By Justin Gerard
A Stone Cold 4’x6′ Underpainting!
Since this is a night scene I am starting out with colder colors, but I’m still working monochrome. Usually I work in monochromatic browns because they are so friendly to work over top of.
Blues, and colder tones in general, can get tricky for me. But for certain circumstances I really need to start out with cold or at least grey tones. Otherwise I am just going to spend too long working backwards to get where I want to go.
And yes, that is a fireplace behind the painting. The old studio was too small for this one so we had to take the show to the living room.
Sometimes you gotta do what you gotta do. And if those two lazy, freeloading cats of mine want to lay in front of a nice, warm fire, then they will just have to go get jobs like the rest of us and maybe then they can buy their own fireplace.
Then they could contribute to society for once in their miserable lives.
This is me in front of a nice, warm fire. CONTRIBUTING.
SEE CATS? NOW GO GET A JOB.
The colors I am using here are mostly warms, which by contrast helps to pull the figures out from the background. It is one of my favorite parts of using a colder palette.
Ever see that BBC Natural World documentary on Harpy Eagles? They are crazy looking animals and I love them.
However, much as I love them, I need to push the gryphon’s value intensity back some here. He is a major part of the story, but I kind of want him to be more in the shadows. So that it makes more sense that the dwarves didn’t see him when they walked in.
These are the times when I miss all my digital tricks…
It is about 90% finished. I will have a really nice photo of the final version next time!
Whoa! Who,s a clever boy then! Wonderful painting Justin. really brave of you with all that architecture – not sure I would dare tackle something like that. Beautiful lighting as well….and a biggie to boot. it,s going to look good up on someones wall. Was it easier, or more difficult painting so big? Lovely stuff!
What ground are you painting on? Is it just a roll of gessoed canvas tapped to plywood? What will be the final deliverable to your client?
Wow! great image, really love the lighting.
I haven't painted anything in the last decade that was bigger than my scanner, so I'm pretty much flabbergasted. Way to contribute!
i was about to say changing the griffin's value would be kinda tricky without a safety net, like, digital.
Well, it took a lot longer, but it was definitely easier working this size for me. (Especially in acrylic and oil, which I have trouble getting super fine detail in) And it was just a lot of fun. If I can afford the time I'd like to keep working larger like this I think.

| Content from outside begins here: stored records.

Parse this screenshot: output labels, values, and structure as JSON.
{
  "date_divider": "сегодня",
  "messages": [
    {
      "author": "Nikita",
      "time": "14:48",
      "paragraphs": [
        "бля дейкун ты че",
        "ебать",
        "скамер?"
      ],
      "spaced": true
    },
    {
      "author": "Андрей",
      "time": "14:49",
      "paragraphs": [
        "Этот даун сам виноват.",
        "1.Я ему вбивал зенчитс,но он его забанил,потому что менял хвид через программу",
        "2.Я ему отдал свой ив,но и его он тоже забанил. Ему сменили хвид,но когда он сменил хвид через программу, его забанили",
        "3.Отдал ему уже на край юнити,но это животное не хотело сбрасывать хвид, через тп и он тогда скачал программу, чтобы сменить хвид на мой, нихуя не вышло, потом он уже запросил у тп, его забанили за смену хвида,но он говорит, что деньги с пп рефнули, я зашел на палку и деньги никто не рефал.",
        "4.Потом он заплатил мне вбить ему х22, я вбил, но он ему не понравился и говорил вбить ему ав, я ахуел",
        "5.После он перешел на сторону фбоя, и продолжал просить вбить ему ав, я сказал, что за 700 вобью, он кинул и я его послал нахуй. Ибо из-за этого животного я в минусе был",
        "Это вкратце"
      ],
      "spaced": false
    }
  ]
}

This is just awesome Justin! Love it man. Love that the griffins eye is open. He's about to add more armor to his collection. =)
Wait! Are those initials carved into the stone?
Justin, I absolutely love this latest painting.
I also very much sympathize with the whole cat situation as a duo-feline owner myself 🙂
This was gorgeous looking with just the underpainting alone. Great to see the process unfold and I appreciate the scale of the image of you painting (sans cats). Look forward to seeing that final picture of the finished product.
That is correct. The canvas is acrylic-primed belgian linen. And this may sound crazy but it is taped to a huge board of insulating material. They sell them 4'x8' at Home Depot. Super tough, and super lightweight. Great if you are working in a place where you might have to move the canvas around a lot. I am delivering the canvas rolled to the client.
Just awesome I love your work
Fabulous painting! Thank you for showing us some of the process. I've always used an umber grisaille on a neutral gray canvas, but this makes me want to try the blues.
Looks awesome, I love that gryphon and the grass especially!
Thanks for the reply Justin. Keep up the great work, I've been a fan of yours for the past year or so.
Pretty incredible Justin, really love the mood!
This is so cool! And on such a big canvas!! The comical and cartoony nature reminds me of Tim Kirk!
Amazing and Wonderful!
From idea to execution, this whole process just tells me “Jikes, I wish I would've thought about that! :D” It's glorious. Good job Justin.